Directions: Scan the entries below and extract each line with the word "Project" in it.
**** Stored data
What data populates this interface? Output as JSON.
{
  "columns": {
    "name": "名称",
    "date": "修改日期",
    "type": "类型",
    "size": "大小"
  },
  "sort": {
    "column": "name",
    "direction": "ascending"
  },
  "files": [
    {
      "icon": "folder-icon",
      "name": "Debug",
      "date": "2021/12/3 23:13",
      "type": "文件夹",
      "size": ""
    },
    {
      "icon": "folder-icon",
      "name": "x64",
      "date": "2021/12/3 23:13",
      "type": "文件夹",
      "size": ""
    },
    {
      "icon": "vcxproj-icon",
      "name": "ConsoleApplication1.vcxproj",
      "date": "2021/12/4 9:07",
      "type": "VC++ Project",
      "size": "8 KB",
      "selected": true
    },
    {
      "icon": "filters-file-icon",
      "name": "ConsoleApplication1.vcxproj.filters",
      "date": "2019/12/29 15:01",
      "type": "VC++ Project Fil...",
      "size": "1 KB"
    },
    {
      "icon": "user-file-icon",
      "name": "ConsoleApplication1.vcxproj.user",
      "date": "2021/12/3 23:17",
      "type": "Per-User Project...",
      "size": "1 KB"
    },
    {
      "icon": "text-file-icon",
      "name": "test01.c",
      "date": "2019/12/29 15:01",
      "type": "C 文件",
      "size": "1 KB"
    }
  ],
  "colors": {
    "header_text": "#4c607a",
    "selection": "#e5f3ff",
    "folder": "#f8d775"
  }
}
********
Written solution:
      "type": "VC++ Project",
      "type": "VC++ Project Fil...",
      "type": "Per-User Project...",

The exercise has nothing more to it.